**TASK GOAL:**
The expected output is every entry, copied exactly.
_ _ _
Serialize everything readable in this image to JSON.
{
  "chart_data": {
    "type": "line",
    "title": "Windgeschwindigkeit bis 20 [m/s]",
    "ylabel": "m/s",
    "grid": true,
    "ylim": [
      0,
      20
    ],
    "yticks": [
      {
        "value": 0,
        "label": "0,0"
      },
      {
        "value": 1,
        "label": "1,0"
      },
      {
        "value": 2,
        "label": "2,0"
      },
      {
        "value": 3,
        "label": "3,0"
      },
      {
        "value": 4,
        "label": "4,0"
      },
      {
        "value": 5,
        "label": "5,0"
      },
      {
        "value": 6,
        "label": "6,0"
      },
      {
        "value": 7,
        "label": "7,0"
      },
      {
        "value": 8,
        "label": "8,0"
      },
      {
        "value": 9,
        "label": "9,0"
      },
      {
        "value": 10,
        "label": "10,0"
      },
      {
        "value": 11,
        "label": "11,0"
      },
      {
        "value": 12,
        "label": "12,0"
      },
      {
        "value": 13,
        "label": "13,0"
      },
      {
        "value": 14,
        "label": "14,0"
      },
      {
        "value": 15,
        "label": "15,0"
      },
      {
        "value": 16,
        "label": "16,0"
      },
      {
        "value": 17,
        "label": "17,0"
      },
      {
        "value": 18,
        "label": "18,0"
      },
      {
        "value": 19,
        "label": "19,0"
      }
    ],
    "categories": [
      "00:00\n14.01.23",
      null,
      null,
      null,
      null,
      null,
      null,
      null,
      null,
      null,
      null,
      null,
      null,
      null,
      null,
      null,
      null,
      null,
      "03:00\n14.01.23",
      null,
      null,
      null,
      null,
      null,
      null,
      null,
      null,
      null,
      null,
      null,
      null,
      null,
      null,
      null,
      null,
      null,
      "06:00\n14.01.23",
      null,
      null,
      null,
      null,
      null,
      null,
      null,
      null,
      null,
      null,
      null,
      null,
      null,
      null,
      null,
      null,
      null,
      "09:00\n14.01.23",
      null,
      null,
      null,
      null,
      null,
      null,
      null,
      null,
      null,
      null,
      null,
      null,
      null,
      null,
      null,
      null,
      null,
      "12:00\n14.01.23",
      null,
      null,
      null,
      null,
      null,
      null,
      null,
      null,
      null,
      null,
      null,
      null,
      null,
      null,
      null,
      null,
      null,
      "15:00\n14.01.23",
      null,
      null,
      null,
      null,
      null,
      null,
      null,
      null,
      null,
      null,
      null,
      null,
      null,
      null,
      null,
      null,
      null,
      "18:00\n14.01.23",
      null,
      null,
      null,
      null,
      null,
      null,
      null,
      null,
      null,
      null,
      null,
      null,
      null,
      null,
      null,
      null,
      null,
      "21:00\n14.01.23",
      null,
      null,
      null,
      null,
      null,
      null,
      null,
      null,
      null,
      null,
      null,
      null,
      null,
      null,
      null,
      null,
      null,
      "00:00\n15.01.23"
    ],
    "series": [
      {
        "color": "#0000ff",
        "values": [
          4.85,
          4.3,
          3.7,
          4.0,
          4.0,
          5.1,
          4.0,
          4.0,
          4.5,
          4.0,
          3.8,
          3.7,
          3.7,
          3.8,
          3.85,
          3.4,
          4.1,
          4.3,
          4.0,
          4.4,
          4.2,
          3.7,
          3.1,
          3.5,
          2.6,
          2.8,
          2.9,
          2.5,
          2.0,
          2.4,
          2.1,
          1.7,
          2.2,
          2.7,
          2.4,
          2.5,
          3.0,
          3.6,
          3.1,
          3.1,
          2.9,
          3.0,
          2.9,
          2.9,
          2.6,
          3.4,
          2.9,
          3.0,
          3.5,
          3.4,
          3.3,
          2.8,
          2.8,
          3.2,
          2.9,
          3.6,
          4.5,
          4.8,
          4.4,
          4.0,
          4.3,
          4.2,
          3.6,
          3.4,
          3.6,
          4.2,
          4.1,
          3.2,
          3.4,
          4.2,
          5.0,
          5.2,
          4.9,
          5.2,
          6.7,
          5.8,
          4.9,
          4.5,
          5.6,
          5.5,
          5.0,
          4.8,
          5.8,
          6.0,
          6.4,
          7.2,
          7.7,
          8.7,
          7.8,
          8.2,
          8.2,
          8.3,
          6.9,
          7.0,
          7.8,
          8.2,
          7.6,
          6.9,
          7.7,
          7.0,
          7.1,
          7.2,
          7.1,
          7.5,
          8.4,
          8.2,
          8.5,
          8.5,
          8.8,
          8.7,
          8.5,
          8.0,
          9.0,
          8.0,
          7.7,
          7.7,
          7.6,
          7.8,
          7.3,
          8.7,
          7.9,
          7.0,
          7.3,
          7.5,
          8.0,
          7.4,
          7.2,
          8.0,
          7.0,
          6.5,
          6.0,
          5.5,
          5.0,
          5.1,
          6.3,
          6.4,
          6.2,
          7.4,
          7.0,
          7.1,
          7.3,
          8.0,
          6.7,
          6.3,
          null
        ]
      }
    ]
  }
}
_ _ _
**WRITTEN REPLY:**
Serialize everything readable in this image to JSON.
{
  "chart_data": {
    "type": "line",
    "title": "Windgeschwindigkeit bis 20 [m/s]",
    "ylabel": "m/s",
    "grid": true,
    "ylim": [
      0,
      20
    ],
    "yticks": [
      {
        "value": 0,
        "label": "0,0"
      },
      {
        "value": 1,
        "label": "1,0"
      },
      {
        "value": 2,
        "label": "2,0"
      },
      {
        "value": 3,
        "label": "3,0"
      },
      {
        "value": 4,
        "label": "4,0"
      },
      {
        "value": 5,
        "label": "5,0"
      },
      {
        "value": 6,
        "label": "6,0"
      },
      {
        "value": 7,
        "label": "7,0"
      },
      {
        "value": 8,
        "label": "8,0"
      },
      {
        "value": 9,
        "label": "9,0"
      },
      {
        "value": 10,
        "label": "10,0"
      },
      {
        "value": 11,
        "label": "11,0"
      },
      {
        "value": 12,
        "label": "12,0"
      },
      {
        "value": 13,
        "label": "13,0"
      },
      {
        "value": 14,
        "label": "14,0"
      },
      {
        "value": 15,
        "label": "15,0"
      },
      {
        "value": 16,
        "label": "16,0"
      },
      {
        "value": 17,
        "label": "17,0"
      },
      {
        "value": 18,
        "label": "18,0"
      },
      {
        "value": 19,
        "label": "19,0"
      }
    ],
    "categories": [
      "00:00\n14.01.23",
      null,
      null,
      null,
      null,
      null,
      null,
      null,
      null,
      null,
      null,
      null,
      null,
      null,
      null,
      null,
      null,
      null,
      "03:00\n14.01.23",
      null,
      null,
      null,
      null,
      null,
      null,
      null,
      null,
      null,
      null,
      null,
      null,
      null,
      null,
      null,
      null,
      null,
      "06:00\n14.01.23",
      null,
      null,
      null,
      null,
      null,
      null,
      null,
      null,
      null,
      null,
      null,
      null,
      null,
      null,
      null,
      null,
      null,
      "09:00\n14.01.23",
      null,
      null,
      null,
      null,
      null,
      null,
      null,
      null,
      null,
      null,
      null,
      null,
      null,
      null,
      null,
      null,
      null,
      "12:00\n14.01.23",
      null,
      null,
      null,
      null,
      null,
      null,
      null,
      null,
      null,
      null,
      null,
      null,
      null,
      null,
      null,
      null,
      null,
      "15:00\n14.01.23",
      null,
      null,
      null,
      null,
      null,
      null,
      null,
      null,
      null,
      null,
      null,
      null,
      null,
      null,
      null,
      null,
      null,
      "18:00\n14.01.23",
      null,
      null,
      null,
      null,
      null,
      null,
      null,
      null,
      null,
      null,
      null,
      null,
      null,
      null,
      null,
      null,
      null,
      "21:00\n14.01.23",
      null,
      null,
      null,
      null,
      null,
      null,
      null,
      null,
      null,
      null,
      null,
      null,
      null,
      null,
      null,
      null,
      null,
      "00:00\n15.01.23"
    ],
    "series": [
      {
        "color": "#0000ff",
        "values": [
          4.85,
          4.3,
          3.7,
          4.0,
          4.0,
          5.1,
          4.0,
          4.0,
          4.5,
          4.0,
          3.8,
          3.7,
          3.7,
          3.8,
          3.85,
          3.4,
          4.1,
          4.3,
          4.0,
          4.4,
          4.2,
          3.7,
          3.1,
          3.5,
          2.6,
          2.8,
          2.9,
          2.5,
          2.0,
          2.4,
          2.1,
          1.7,
          2.2,
          2.7,
          2.4,
          2.5,
          3.0,
          3.6,
          3.1,
          3.1,
          2.9,
          3.0,
          2.9,
          2.9,
          2.6,
          3.4,
          2.9,
          3.0,
          3.5,
          3.4,
          3.3,
          2.8,
          2.8,
          3.2,
          2.9,
          3.6,
          4.5,
          4.8,
          4.4,
          4.0,
          4.3,
          4.2,
          3.6,
          3.4,
          3.6,
          4.2,
          4.1,
          3.2,
          3.4,
          4.2,
          5.0,
          5.2,
          4.9,
          5.2,
          6.7,
          5.8,
          4.9,
          4.5,
          5.6,
          5.5,
          5.0,
          4.8,
          5.8,
          6.0,
          6.4,
          7.2,
          7.7,
          8.7,
          7.8,
          8.2,
          8.2,
          8.3,
          6.9,
          7.0,
          7.8,
          8.2,
          7.6,
          6.9,
          7.7,
          7.0,
          7.1,
          7.2,
          7.1,
          7.5,
          8.4,
          8.2,
          8.5,
          8.5,
          8.8,
          8.7,
          8.5,
          8.0,
          9.0,
          8.0,
          7.7,
          7.7,
          7.6,
          7.8,
          7.3,
          8.7,
          7.9,
          7.0,
          7.3,
          7.5,
          8.0,
          7.4,
          7.2,
          8.0,
          7.0,
          6.5,
          6.0,
          5.5,
          5.0,
          5.1,
          6.3,
          6.4,
          6.2,
          7.4,
          7.0,
          7.1,
          7.3,
          8.0,
          6.7,
          6.3,
          null
        ]
      }
    ]
  }
}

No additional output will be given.